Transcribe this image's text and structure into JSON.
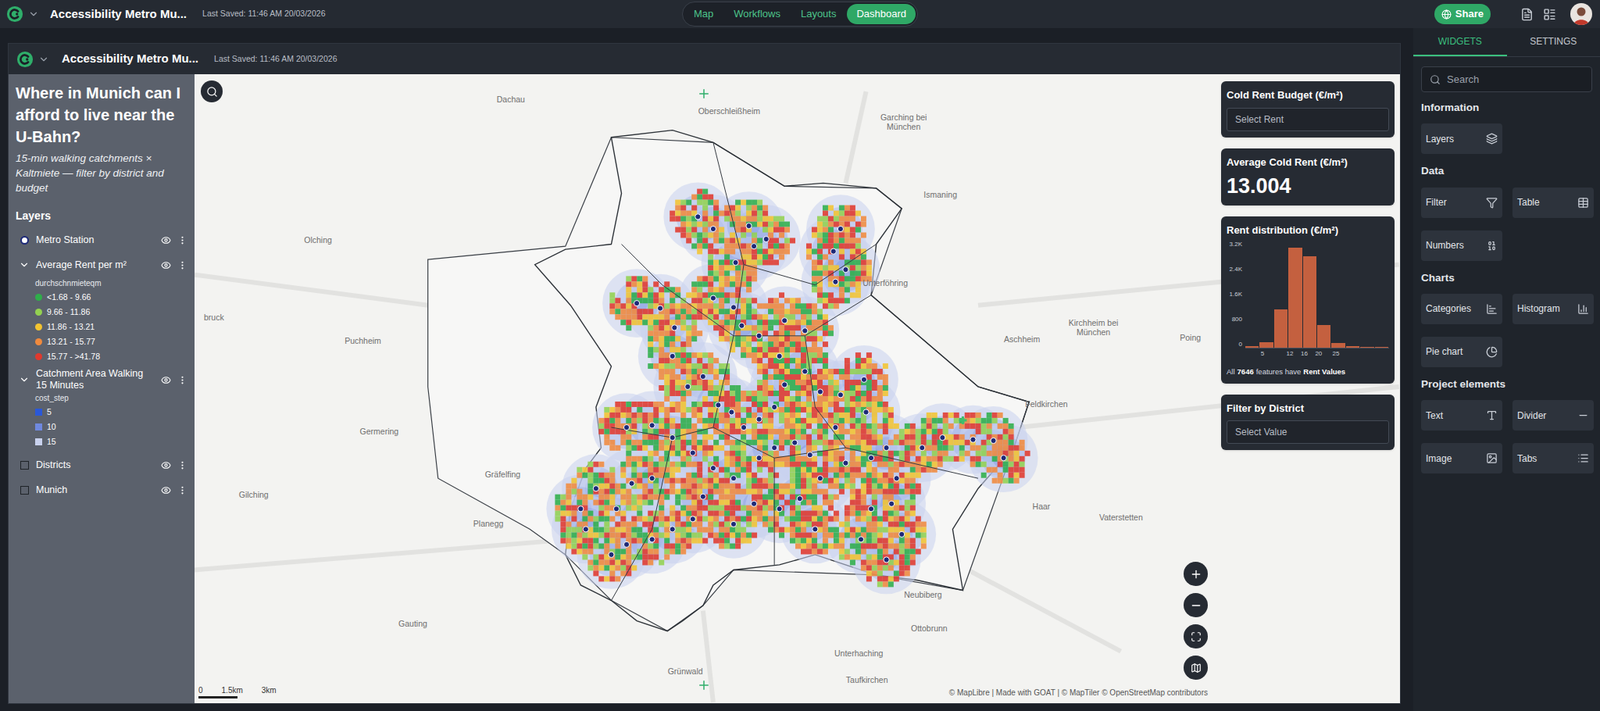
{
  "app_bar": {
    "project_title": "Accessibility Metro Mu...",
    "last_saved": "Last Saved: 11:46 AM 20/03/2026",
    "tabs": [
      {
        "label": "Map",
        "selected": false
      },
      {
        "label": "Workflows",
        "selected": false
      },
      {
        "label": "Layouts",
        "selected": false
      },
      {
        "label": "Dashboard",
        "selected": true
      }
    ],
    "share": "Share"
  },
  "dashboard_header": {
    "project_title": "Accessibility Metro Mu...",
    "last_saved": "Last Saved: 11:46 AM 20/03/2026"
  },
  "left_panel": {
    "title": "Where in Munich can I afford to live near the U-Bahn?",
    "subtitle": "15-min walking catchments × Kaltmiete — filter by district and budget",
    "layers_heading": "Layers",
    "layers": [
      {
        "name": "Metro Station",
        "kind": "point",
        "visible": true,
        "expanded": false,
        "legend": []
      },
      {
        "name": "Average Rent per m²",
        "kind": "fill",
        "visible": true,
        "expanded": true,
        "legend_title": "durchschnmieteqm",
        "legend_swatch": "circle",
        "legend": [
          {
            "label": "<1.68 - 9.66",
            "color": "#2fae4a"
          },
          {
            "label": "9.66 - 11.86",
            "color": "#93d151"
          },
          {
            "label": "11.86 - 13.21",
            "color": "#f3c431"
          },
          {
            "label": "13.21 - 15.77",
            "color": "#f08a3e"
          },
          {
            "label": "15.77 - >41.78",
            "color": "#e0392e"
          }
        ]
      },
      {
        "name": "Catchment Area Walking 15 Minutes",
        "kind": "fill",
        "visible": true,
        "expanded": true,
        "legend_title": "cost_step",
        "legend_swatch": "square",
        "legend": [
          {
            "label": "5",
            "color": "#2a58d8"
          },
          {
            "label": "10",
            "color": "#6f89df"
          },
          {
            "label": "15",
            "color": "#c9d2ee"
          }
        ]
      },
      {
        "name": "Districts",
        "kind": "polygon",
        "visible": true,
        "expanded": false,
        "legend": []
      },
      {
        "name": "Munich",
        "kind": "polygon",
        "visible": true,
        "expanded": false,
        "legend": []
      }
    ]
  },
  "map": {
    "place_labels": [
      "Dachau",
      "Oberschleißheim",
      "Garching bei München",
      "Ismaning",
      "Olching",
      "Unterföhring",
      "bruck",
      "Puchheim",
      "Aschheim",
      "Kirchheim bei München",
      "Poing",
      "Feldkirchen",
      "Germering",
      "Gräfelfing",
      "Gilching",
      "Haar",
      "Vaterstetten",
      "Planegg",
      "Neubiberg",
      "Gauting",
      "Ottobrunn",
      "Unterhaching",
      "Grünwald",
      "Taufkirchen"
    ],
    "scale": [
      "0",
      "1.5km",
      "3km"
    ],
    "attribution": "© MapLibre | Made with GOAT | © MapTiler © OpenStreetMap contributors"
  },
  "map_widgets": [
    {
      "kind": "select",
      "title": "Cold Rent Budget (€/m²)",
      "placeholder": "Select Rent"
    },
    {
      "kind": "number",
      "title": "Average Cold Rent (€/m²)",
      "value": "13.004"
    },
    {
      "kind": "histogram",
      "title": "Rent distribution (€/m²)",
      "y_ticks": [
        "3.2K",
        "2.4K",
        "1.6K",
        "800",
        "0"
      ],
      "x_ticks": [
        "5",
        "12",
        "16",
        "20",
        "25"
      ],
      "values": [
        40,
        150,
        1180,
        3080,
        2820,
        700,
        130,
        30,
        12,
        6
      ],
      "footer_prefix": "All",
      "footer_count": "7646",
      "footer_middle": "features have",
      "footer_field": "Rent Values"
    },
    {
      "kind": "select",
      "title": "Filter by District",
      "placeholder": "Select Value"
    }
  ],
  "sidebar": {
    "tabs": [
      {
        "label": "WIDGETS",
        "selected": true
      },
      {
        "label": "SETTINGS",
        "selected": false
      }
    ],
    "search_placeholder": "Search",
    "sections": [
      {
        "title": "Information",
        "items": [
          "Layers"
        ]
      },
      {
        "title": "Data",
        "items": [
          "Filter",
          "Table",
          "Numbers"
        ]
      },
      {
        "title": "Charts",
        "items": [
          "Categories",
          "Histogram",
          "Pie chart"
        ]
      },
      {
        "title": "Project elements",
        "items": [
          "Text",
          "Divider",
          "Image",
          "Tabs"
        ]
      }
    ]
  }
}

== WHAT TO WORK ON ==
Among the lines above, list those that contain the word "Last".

== WRITTEN RESPONSE ==
    "last_saved": "Last Saved: 11:46 AM 20/03/2026",
    "last_saved": "Last Saved: 11:46 AM 20/03/2026"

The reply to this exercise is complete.